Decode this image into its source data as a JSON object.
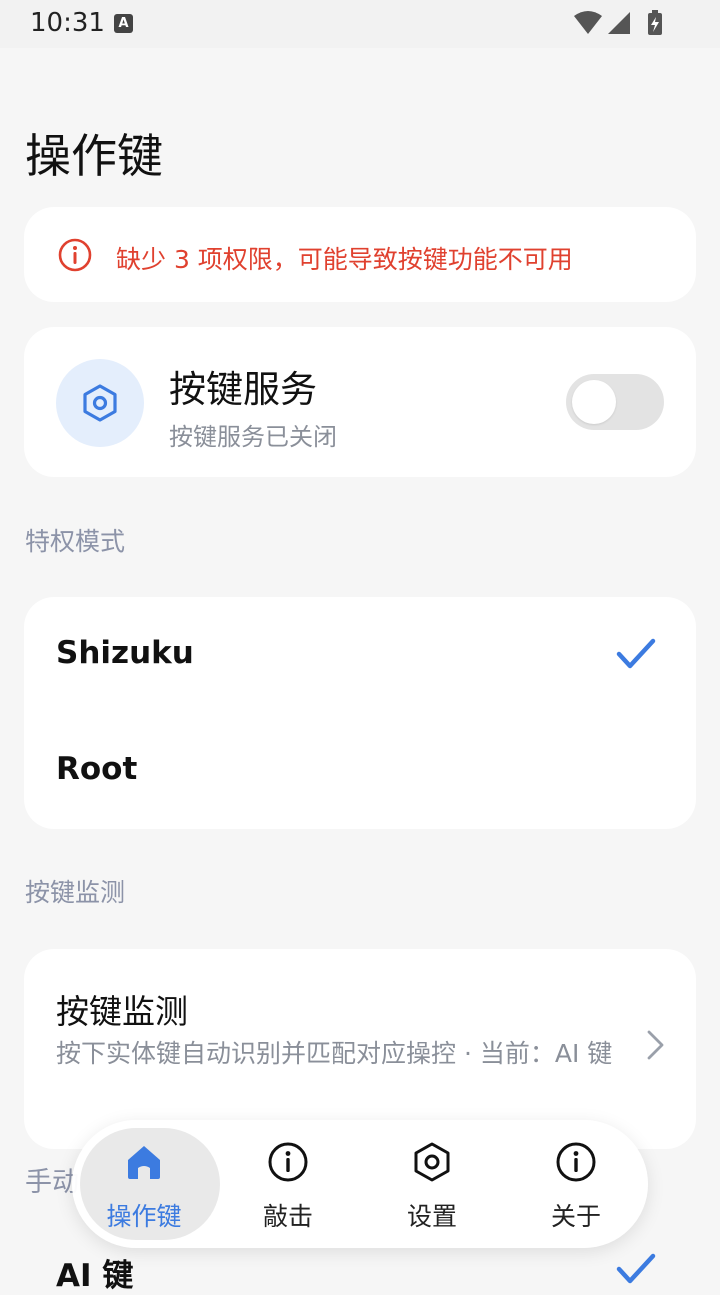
{
  "status_bar": {
    "time": "10:31",
    "notification_icon": "A",
    "icons": [
      "wifi-icon",
      "signal-icon",
      "battery-charging-icon"
    ]
  },
  "page": {
    "title": "操作键"
  },
  "warning": {
    "text": "缺少 3 项权限，可能导致按键功能不可用",
    "color": "#e0412f"
  },
  "service": {
    "title": "按键服务",
    "subtitle": "按键服务已关闭",
    "enabled": false
  },
  "privilege": {
    "section_label": "特权模式",
    "options": [
      {
        "label": "Shizuku",
        "selected": true
      },
      {
        "label": "Root",
        "selected": false
      }
    ]
  },
  "monitor": {
    "section_label": "按键监测",
    "title": "按键监测",
    "description": "按下实体键自动识别并匹配对应操控 · 当前：AI 键"
  },
  "manual": {
    "section_label": "手动",
    "item_label": "AI 键",
    "item_selected": true
  },
  "bottom_nav": {
    "items": [
      {
        "label": "操作键",
        "icon": "home-icon",
        "active": true
      },
      {
        "label": "敲击",
        "icon": "info-icon",
        "active": false
      },
      {
        "label": "设置",
        "icon": "settings-icon",
        "active": false
      },
      {
        "label": "关于",
        "icon": "info-icon",
        "active": false
      }
    ]
  },
  "colors": {
    "accent": "#3c7be0",
    "warning": "#e0412f",
    "background": "#f6f6f6"
  }
}
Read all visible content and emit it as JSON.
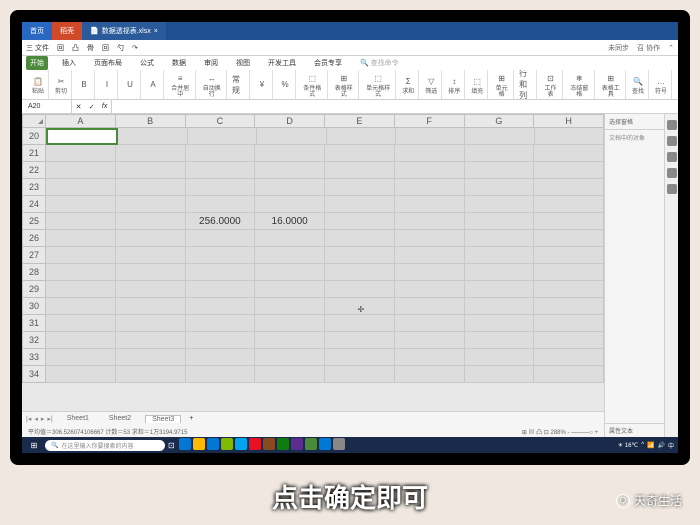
{
  "titlebar": {
    "tabs": [
      "首页",
      "稻壳"
    ],
    "doc": "数据透视表.xlsx"
  },
  "menubar": {
    "items": [
      "三 文件",
      "回",
      "凸",
      "骨",
      "回",
      "勺",
      "↷"
    ],
    "right_login": "未同步",
    "right_coop": "召 协作"
  },
  "ribbon": {
    "file": "文件",
    "tabs": [
      "开始",
      "插入",
      "页面布局",
      "公式",
      "数据",
      "审阅",
      "视图",
      "开发工具",
      "会员专享"
    ],
    "search": "查找命令"
  },
  "toolbar_groups": [
    {
      "icon": "📋",
      "label": "粘贴"
    },
    {
      "icon": "✂",
      "label": "剪切"
    },
    {
      "icon": "B",
      "label": ""
    },
    {
      "icon": "I",
      "label": ""
    },
    {
      "icon": "U",
      "label": ""
    },
    {
      "icon": "A",
      "label": ""
    },
    {
      "icon": "≡",
      "label": "合并居中"
    },
    {
      "icon": "↔",
      "label": "自动换行"
    },
    {
      "icon": "常规",
      "label": ""
    },
    {
      "icon": "¥",
      "label": ""
    },
    {
      "icon": "%",
      "label": ""
    },
    {
      "icon": "⬚",
      "label": "条件格式"
    },
    {
      "icon": "⊞",
      "label": "表格样式"
    },
    {
      "icon": "⬚",
      "label": "单元格样式"
    },
    {
      "icon": "Σ",
      "label": "求和"
    },
    {
      "icon": "▽",
      "label": "筛选"
    },
    {
      "icon": "↕",
      "label": "排序"
    },
    {
      "icon": "⬚",
      "label": "填充"
    },
    {
      "icon": "⊞",
      "label": "单元格"
    },
    {
      "icon": "行和列",
      "label": ""
    },
    {
      "icon": "⊡",
      "label": "工作表"
    },
    {
      "icon": "❄",
      "label": "冻结窗格"
    },
    {
      "icon": "⊞",
      "label": "表格工具"
    },
    {
      "icon": "🔍",
      "label": "查找"
    },
    {
      "icon": "…",
      "label": "符号"
    }
  ],
  "formula_bar": {
    "name_box": "A20",
    "fx": "fx"
  },
  "sheet": {
    "columns": [
      "A",
      "B",
      "C",
      "D",
      "E",
      "F",
      "G",
      "H"
    ],
    "rows": [
      20,
      21,
      22,
      23,
      24,
      25,
      26,
      27,
      28,
      29,
      30,
      31,
      32,
      33,
      34
    ],
    "active_cell": "A20",
    "cells": {
      "C25": "256.0000",
      "D25": "16.0000"
    },
    "cursor_pos": {
      "row": 30,
      "col": "E",
      "glyph": "✢"
    }
  },
  "side_panel": {
    "title": "选择窗格",
    "sub": "文档中的对象"
  },
  "side_bottom": {
    "title": "属性文本"
  },
  "sheet_tabs": {
    "tabs": [
      "Sheet1",
      "Sheet2",
      "Sheet3"
    ],
    "active": "Sheet3",
    "add": "+"
  },
  "statusbar": {
    "left": "平均值＝306.526074106667  计数＝53  求和＝1万3194.9715",
    "right_zoom": "288%"
  },
  "taskbar": {
    "search_placeholder": "在这里输入你要搜索的内容",
    "tray_temp": "16℃",
    "tray_time": "",
    "apps_colors": [
      "#0078d4",
      "#ffb900",
      "#0078d4",
      "#7fba00",
      "#00a4ef",
      "#e81123",
      "#8a4a20",
      "#107c10",
      "#5b2d8e",
      "#4a8a3a",
      "#0078d4",
      "#888"
    ]
  },
  "caption_text": "点击确定即可",
  "watermark_text": "天奇生活",
  "watermark_icon": "Q",
  "chart_data": null
}
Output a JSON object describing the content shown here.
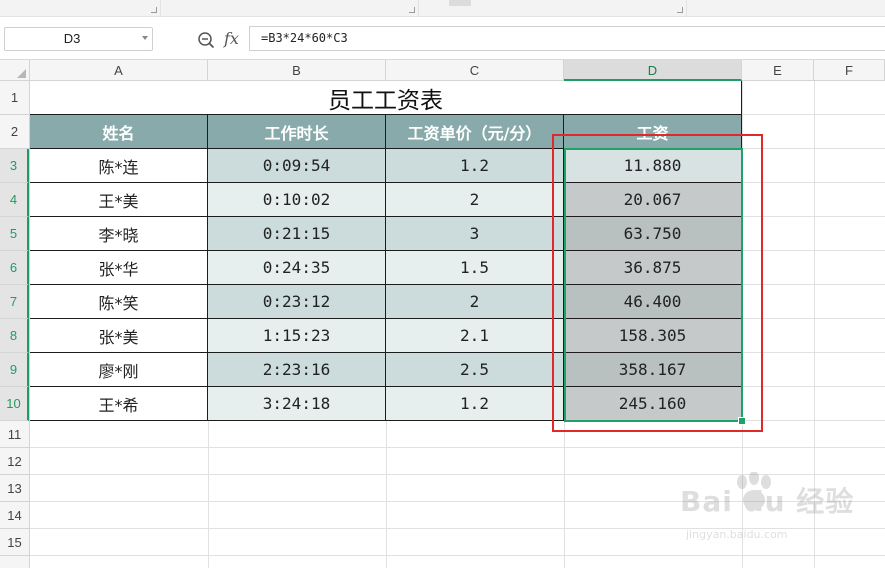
{
  "formula_bar": {
    "name_box": "D3",
    "fx_label": "fx",
    "formula": "=B3*24*60*C3"
  },
  "columns": [
    "A",
    "B",
    "C",
    "D",
    "E",
    "F"
  ],
  "selected_column": "D",
  "rows": [
    "1",
    "2",
    "3",
    "4",
    "5",
    "6",
    "7",
    "8",
    "9",
    "10",
    "11",
    "12",
    "13",
    "14",
    "15"
  ],
  "selected_rows": [
    "3",
    "4",
    "5",
    "6",
    "7",
    "8",
    "9",
    "10"
  ],
  "sheet": {
    "title": "员工工资表",
    "headers": [
      "姓名",
      "工作时长",
      "工资单价（元/分）",
      "工资"
    ],
    "data": [
      [
        "陈*连",
        "0:09:54",
        "1.2",
        "11.880"
      ],
      [
        "王*美",
        "0:10:02",
        "2",
        "20.067"
      ],
      [
        "李*晓",
        "0:21:15",
        "3",
        "63.750"
      ],
      [
        "张*华",
        "0:24:35",
        "1.5",
        "36.875"
      ],
      [
        "陈*笑",
        "0:23:12",
        "2",
        "46.400"
      ],
      [
        "张*美",
        "1:15:23",
        "2.1",
        "158.305"
      ],
      [
        "廖*刚",
        "2:23:16",
        "2.5",
        "358.167"
      ],
      [
        "王*希",
        "3:24:18",
        "1.2",
        "245.160"
      ]
    ]
  },
  "colors": {
    "header_fill": "#88aaaa",
    "band_light": "#e7eeee",
    "band_dark": "#ccdbdb",
    "selection": "#1fa16a",
    "annotation": "#e02a2a"
  },
  "watermark": {
    "main": "Bai du 经验",
    "sub": "jingyan.baidu.com"
  }
}
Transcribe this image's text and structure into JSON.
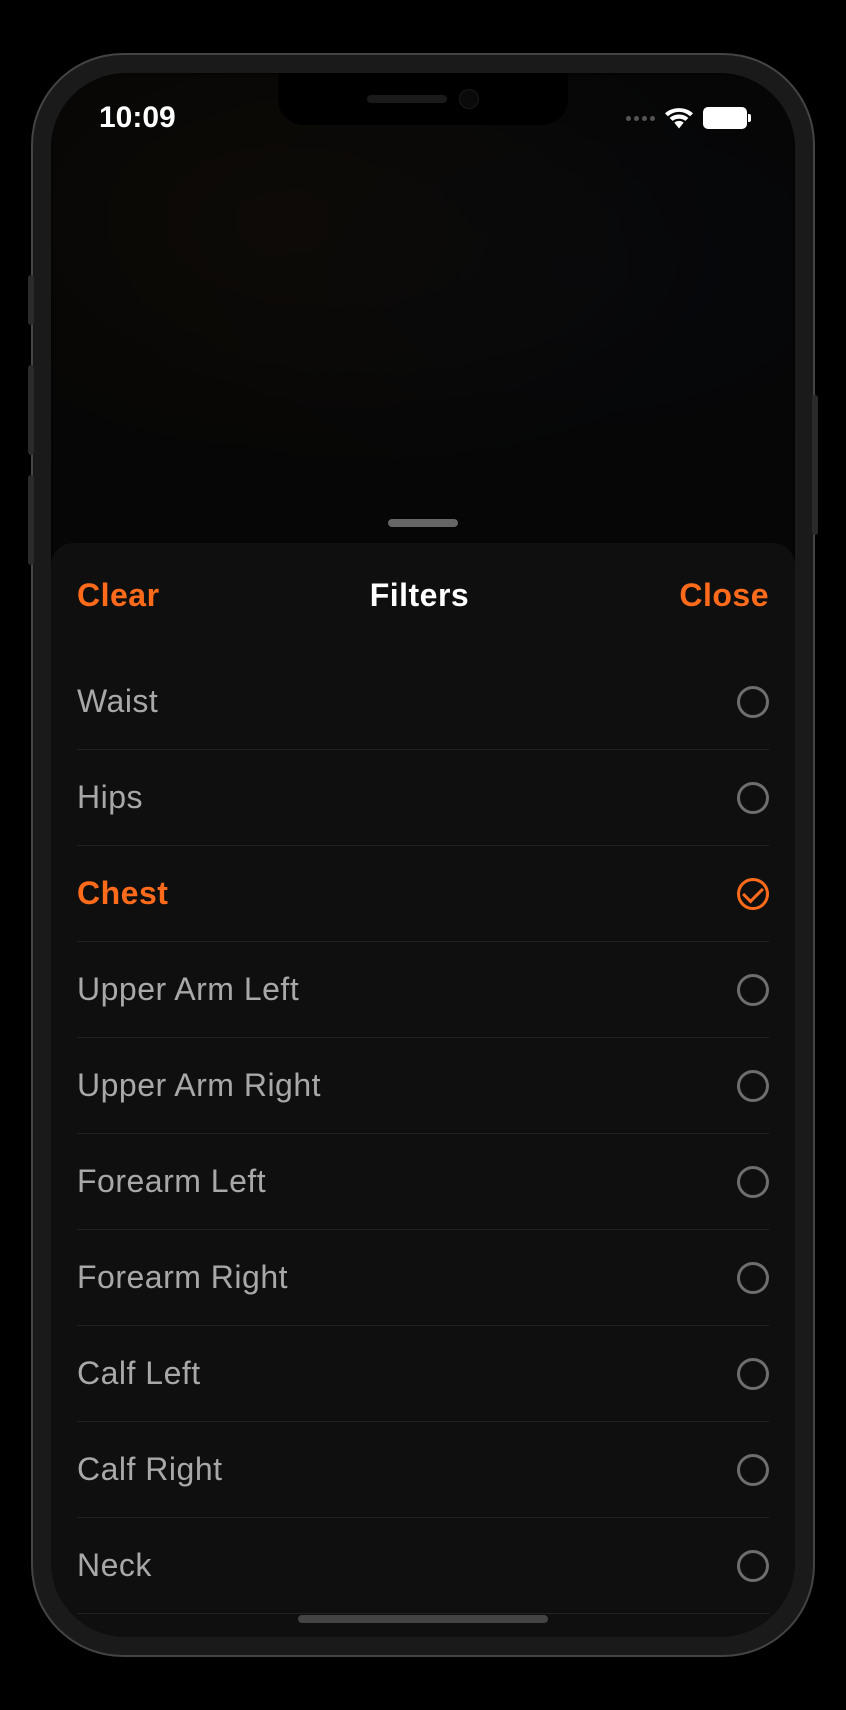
{
  "status": {
    "time": "10:09"
  },
  "sheet": {
    "clear_label": "Clear",
    "title": "Filters",
    "close_label": "Close"
  },
  "filters": [
    {
      "label": "Waist",
      "selected": false
    },
    {
      "label": "Hips",
      "selected": false
    },
    {
      "label": "Chest",
      "selected": true
    },
    {
      "label": "Upper Arm Left",
      "selected": false
    },
    {
      "label": "Upper Arm Right",
      "selected": false
    },
    {
      "label": "Forearm Left",
      "selected": false
    },
    {
      "label": "Forearm Right",
      "selected": false
    },
    {
      "label": "Calf Left",
      "selected": false
    },
    {
      "label": "Calf Right",
      "selected": false
    },
    {
      "label": "Neck",
      "selected": false
    }
  ],
  "accent_color": "#ff6b1a"
}
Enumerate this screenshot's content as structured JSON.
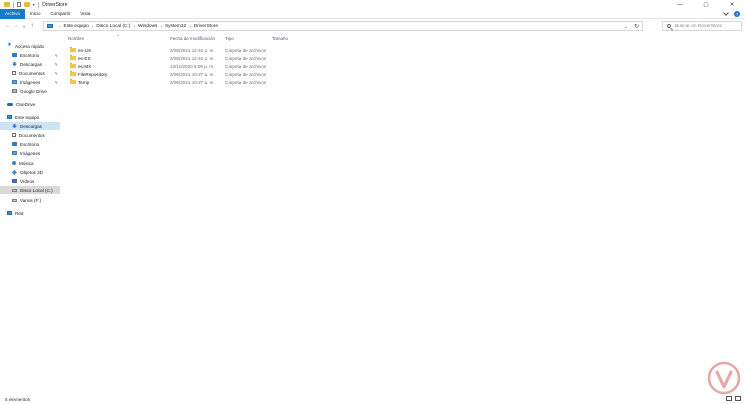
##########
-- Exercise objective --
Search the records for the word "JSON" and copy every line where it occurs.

-- Answer --
Decode this image into its source data as a JSON object.
Read all visible content and emit it as JSON.
Output a JSON object describing the content shown here.
Transcribe this image's text and structure into JSON.
Enumerate this screenshot's content as structured JSON.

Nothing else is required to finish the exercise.